- [ACTIVITY] Copy out each line in the listing below where the word "indah" appears.

BEGIN INFORMATION SHOWN

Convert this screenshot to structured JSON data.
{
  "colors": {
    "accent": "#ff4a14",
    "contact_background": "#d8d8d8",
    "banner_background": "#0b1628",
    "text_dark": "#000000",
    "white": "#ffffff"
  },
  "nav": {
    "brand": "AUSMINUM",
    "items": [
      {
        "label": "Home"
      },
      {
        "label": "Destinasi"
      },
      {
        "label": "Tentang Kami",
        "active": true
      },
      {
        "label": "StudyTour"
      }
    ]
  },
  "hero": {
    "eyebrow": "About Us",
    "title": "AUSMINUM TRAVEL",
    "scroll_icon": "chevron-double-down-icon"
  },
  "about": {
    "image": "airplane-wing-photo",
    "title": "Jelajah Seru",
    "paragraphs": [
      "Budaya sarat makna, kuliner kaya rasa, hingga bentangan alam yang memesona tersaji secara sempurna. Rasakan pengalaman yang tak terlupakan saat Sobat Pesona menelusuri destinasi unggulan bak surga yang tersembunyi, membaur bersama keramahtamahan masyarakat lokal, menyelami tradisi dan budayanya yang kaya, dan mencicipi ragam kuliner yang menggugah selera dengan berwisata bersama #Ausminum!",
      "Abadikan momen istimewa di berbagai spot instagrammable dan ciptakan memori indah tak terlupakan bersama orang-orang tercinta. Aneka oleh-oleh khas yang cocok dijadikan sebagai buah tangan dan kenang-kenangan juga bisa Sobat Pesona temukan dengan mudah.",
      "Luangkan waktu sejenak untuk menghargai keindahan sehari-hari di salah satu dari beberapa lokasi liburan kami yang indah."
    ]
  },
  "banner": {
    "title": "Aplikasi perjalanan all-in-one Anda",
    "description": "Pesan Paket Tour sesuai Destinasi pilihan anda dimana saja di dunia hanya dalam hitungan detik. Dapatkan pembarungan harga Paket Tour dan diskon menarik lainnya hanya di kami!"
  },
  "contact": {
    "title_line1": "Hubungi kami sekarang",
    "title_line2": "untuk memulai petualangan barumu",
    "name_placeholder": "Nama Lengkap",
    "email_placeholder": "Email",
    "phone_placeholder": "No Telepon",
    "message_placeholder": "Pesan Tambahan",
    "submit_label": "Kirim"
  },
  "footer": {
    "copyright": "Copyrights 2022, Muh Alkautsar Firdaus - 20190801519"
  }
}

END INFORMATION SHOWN

- [SOLVED EXERCISE]
      "Abadikan momen istimewa di berbagai spot instagrammable dan ciptakan memori indah tak terlupakan bersama orang-orang tercinta. Aneka oleh-oleh khas yang cocok dijadikan sebagai buah tangan dan kenang-kenangan juga bisa Sobat Pesona temukan dengan mudah.",
      "Luangkan waktu sejenak untuk menghargai keindahan sehari-hari di salah satu dari beberapa lokasi liburan kami yang indah."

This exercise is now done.